Wednesday, April 10, 2013

Welding Torches

“Bones like fairy dust,” they said.
Stress fractures in the vertebrae; a fibula
that took two years to heal; two
bone marrow transplants.
The angel of death
hovers, beats his hummingbird wings,
darts in for little sips of nectar
with his hypodermic bill.

The wind comes off the snow
at four in the morning: the dog
shrugs in her sleep. Stars are swung up
by invisible hands, like toddlers
shrieking for – joy? – fear? – and the morning
builds slowly underground.

When I tell her she looks good,
she shrugs. “If you still have your hair,
people figure you're not sick.”
Her eyes glance at me for a moment
before they turn aside.

I cradle her feet while you
speak softly to her, five feet away,
a thousand miles away, where the stars
burn like tiny welding torches; where

they are building something in the night sky –
something sightless, infinitely complex.

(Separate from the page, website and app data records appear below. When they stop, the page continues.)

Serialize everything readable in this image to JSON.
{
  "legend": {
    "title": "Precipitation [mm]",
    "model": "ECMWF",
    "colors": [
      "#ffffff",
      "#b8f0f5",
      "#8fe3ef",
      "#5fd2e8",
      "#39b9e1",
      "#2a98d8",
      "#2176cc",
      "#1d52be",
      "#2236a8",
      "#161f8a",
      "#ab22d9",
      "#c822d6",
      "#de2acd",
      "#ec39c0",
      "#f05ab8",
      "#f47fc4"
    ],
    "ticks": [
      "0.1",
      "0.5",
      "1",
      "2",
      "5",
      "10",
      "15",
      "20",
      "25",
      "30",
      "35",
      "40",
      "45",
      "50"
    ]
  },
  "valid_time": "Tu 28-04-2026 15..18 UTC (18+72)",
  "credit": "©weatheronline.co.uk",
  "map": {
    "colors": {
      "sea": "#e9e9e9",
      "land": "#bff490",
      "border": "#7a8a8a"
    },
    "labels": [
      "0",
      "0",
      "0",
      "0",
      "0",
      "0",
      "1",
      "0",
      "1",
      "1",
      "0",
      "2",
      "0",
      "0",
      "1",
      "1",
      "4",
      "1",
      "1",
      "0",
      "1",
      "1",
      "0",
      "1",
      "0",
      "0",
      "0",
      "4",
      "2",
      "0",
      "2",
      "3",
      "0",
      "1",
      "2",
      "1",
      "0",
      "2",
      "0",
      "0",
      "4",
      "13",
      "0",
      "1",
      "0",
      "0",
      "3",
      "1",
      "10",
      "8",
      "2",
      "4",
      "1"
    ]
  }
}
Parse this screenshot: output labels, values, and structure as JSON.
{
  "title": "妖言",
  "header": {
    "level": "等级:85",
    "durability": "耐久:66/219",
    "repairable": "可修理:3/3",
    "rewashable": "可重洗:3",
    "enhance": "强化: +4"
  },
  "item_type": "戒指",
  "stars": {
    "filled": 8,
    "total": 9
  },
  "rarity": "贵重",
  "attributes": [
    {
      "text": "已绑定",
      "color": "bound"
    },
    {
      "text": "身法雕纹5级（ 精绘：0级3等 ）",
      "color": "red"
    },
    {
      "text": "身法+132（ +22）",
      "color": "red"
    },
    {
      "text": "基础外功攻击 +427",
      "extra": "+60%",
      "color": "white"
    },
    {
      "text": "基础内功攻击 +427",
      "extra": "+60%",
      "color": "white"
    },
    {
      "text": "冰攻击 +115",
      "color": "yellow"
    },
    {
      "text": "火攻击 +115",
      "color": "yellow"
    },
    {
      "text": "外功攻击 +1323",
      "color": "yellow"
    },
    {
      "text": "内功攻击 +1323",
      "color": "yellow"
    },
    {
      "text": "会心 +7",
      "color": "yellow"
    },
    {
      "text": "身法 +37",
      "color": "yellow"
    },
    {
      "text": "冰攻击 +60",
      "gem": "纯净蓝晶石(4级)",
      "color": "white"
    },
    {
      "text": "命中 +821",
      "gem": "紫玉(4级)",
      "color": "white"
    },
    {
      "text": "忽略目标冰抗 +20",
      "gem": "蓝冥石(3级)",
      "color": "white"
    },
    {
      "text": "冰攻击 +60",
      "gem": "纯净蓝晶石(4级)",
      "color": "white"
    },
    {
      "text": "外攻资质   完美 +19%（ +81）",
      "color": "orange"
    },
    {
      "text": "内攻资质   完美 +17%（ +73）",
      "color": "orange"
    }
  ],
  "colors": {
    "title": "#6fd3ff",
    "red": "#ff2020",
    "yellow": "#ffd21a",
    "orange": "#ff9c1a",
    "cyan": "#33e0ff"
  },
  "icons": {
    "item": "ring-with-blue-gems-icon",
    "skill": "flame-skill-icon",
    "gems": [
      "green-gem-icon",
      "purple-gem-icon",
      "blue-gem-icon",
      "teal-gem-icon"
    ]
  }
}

I look up to see the tears come in your eyes:
all of our stories
are converging. The stars
run down your cheeks: this
is what flickers on the dark steel
rising in her nights.

4 comments:

Dick said...

What a set of striking contrasts here, Dale: beautiful imagery driving a haunting, ominous narrative, the whole piece compassionate and tender.

Lucy said...

Achingly beautiful.

elisasspot said...

Tell her that I love her. I lift her up with all that I am, and with what I am not, I love her. Those looks are everything to me, when they stay--in the moments they do not dart away, I see God, and I love her. --e

marly said...

A keeper.